What needs to be done: Narrow the data below down to the lines containing "highlight".

Record extracts:
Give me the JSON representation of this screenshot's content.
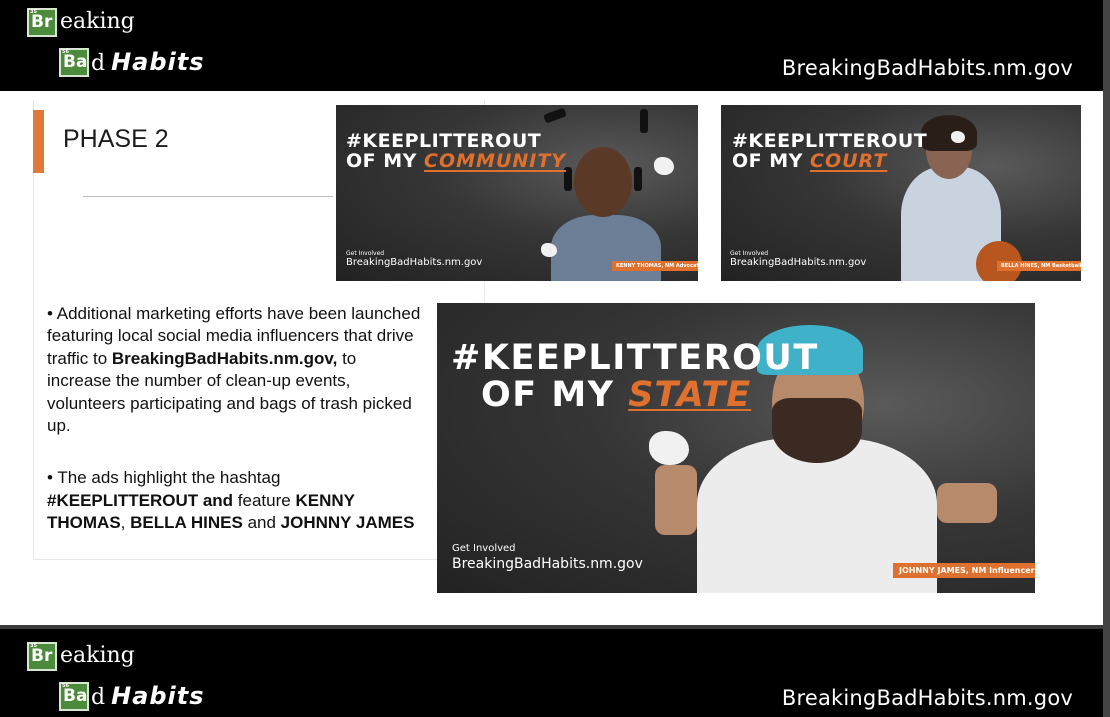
{
  "header": {
    "logo": {
      "symbol1": "Br",
      "text1": "eaking",
      "symbol2": "Ba",
      "text2": "d",
      "text3": "Habits"
    },
    "url": "BreakingBadHabits.nm.gov"
  },
  "footer": {
    "logo": {
      "symbol1": "Br",
      "text1": "eaking",
      "symbol2": "Ba",
      "text2": "d",
      "text3": "Habits"
    },
    "url": "BreakingBadHabits.nm.gov"
  },
  "slide": {
    "title": "PHASE 2",
    "bullets": {
      "b1_pre": "•  Additional marketing efforts have been launched featuring local social media influencers that drive traffic to ",
      "b1_bold": "BreakingBadHabits.nm.gov,",
      "b1_post": " to increase the number of clean-up events, volunteers participating and bags of trash picked up.",
      "b2_pre": "•  The ads highlight the hashtag  ",
      "b2_bold1": "#KEEPLITTEROUT and",
      "b2_mid": "  feature ",
      "b2_name1": "KENNY THOMAS",
      "b2_comma": ", ",
      "b2_name2": "BELLA HINES",
      "b2_and": " and ",
      "b2_name3": "JOHNNY JAMES"
    }
  },
  "ads": [
    {
      "line1": "#KEEPLITTEROUT",
      "line2_pre": "OF MY ",
      "highlight": "COMMUNITY",
      "cta_small": "Get Involved",
      "cta_site": "BreakingBadHabits.nm.gov",
      "credit": "KENNY THOMAS, NM Advocate"
    },
    {
      "line1": "#KEEPLITTEROUT",
      "line2_pre": "OF MY ",
      "highlight": "COURT",
      "cta_small": "Get Involved",
      "cta_site": "BreakingBadHabits.nm.gov",
      "credit": "BELLA HINES, NM Basketball Star"
    },
    {
      "line1": "#KEEPLITTEROUT",
      "line2_pre": "OF MY ",
      "highlight": "STATE",
      "cta_small": "Get Involved",
      "cta_site": "BreakingBadHabits.nm.gov",
      "credit": "JOHNNY JAMES, NM Influencer"
    }
  ],
  "colors": {
    "accent_orange": "#e0702d",
    "element_green": "#4c8a3c",
    "bar_black": "#000000"
  }
}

Answer to the problem:
      "b2_pre": "•  The ads highlight the hashtag  ",
      "highlight": "COMMUNITY",
      "highlight": "COURT",
      "highlight": "STATE",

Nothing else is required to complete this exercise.